  16. Alex says:

    I know who John Jellicoe was. I have no idea why, and that particular bit of information is no doubt pushing something else useful out of my brain…

  17. Kong says:

    @Erlam
    Cheers. When Das Boot tries to pass the narrow of Gibraltar is one of the greatest moments of war movies.

    Sounds like I could love Jutland, but I never know when I will be cut off from any internet access at home again. DRM does not excite me -it just prevents me from buying certain titles is all.
    I got a HL2 license with my graphic card some years back. I did not have internet at home and could not play HL2 for 3 years -what turned out to be no loss after all. I will not carry my machine to the internet cafe, no sir.

  18. Colthor says:

    @caesarbear:
    Also Yahoo! Music’s and Sony’s Connect’s servers have, or are soon, going offline. MSN music has the axe over its head, too.

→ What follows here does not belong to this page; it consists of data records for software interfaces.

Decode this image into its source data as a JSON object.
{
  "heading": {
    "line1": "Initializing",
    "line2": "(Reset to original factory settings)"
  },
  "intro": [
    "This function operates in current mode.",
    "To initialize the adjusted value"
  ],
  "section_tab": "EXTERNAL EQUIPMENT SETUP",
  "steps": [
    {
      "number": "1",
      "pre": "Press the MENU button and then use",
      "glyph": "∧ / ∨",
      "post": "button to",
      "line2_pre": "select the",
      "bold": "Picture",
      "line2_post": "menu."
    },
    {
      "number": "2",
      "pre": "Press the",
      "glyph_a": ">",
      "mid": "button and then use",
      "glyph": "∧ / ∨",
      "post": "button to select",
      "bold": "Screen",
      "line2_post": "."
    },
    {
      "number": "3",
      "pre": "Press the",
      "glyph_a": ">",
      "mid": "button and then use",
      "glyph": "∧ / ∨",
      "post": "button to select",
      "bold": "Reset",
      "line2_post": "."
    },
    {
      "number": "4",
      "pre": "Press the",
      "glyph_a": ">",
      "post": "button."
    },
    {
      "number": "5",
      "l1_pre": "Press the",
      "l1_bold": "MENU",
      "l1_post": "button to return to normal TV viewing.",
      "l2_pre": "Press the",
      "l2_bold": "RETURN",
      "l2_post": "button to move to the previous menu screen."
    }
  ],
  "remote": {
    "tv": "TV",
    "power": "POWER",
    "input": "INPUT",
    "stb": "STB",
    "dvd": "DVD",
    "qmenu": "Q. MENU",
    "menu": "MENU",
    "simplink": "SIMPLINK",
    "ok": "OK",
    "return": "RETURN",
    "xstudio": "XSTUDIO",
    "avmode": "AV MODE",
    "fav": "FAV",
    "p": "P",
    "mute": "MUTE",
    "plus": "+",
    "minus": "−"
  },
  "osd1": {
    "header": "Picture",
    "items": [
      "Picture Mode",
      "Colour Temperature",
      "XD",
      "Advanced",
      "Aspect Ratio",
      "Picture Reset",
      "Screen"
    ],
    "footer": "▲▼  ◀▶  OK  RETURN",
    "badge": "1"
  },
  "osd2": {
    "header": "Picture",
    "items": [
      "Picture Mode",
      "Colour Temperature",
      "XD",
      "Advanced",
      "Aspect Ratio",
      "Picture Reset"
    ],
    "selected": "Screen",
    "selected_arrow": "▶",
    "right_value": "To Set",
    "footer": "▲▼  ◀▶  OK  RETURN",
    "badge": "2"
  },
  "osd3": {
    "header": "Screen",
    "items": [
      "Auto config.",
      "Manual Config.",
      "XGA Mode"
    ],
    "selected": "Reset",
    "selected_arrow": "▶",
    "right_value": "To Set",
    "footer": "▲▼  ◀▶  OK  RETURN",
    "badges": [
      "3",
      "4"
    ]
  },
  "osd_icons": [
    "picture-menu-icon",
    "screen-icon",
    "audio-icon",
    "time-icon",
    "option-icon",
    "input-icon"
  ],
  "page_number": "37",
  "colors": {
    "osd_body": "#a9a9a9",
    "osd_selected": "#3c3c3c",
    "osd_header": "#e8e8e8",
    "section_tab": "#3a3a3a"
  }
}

    Incidentally, Sony make SecuROM. Just saying.

  19. John says:

    I’m not going to pretend that I was all set to buy this game in five seconds and now I’m a lost sale, but after reading that Wargamer thread and seeing that even the fucking demo needs an activation key, I have written these guys off forever.

  20. Tim Stone says:

    @Rob
    I haven’t posted at wargamer for ages so, no, that wouldn’t be me.

    Not sure about improvements on DG. My memories of it are pretty sketchy (Like you I found the controls awkward and didn’t play for long).

    One thing certainly hasn’t changed – the engine still screams out for a bog-standard RTS interface. With a unit card, a command card, and a scrollable message log at the bottom of the screen, some genuinely informative ship icons, and an orthodox camera and clicking system, the game would be transformed.

  21. Richard Beer says:

    Why bother with DRM, honestly? Don’t they have those big sonic cannons on ships now?

  22. Tim C says:

    Ok bad points first…

    1. Very expensive for a niche game but you can understand why.

    2. Funny DRM system.

    3. Very steep learning curve and unsympathetic interface.

    However….now I have started to figure out the control system I am utterly addicted!

    So far restricitng myself to the battlecruiser clashes, am still a bit apprensive about trying to manage the full fleet battles especially as their are so many destroyer and cruiser flotillas to think about.

    The World War 1 naval arena is a great subject for wargaming especially for fans of big ships (before those nasty aircraft carriers came along and ruined everything) .There is something about watching the Grand Fleet swing into line of battle that is just awesome!

  23. Phil says:

    My Grandfather was in this battle. God rest his soul. Proud of you!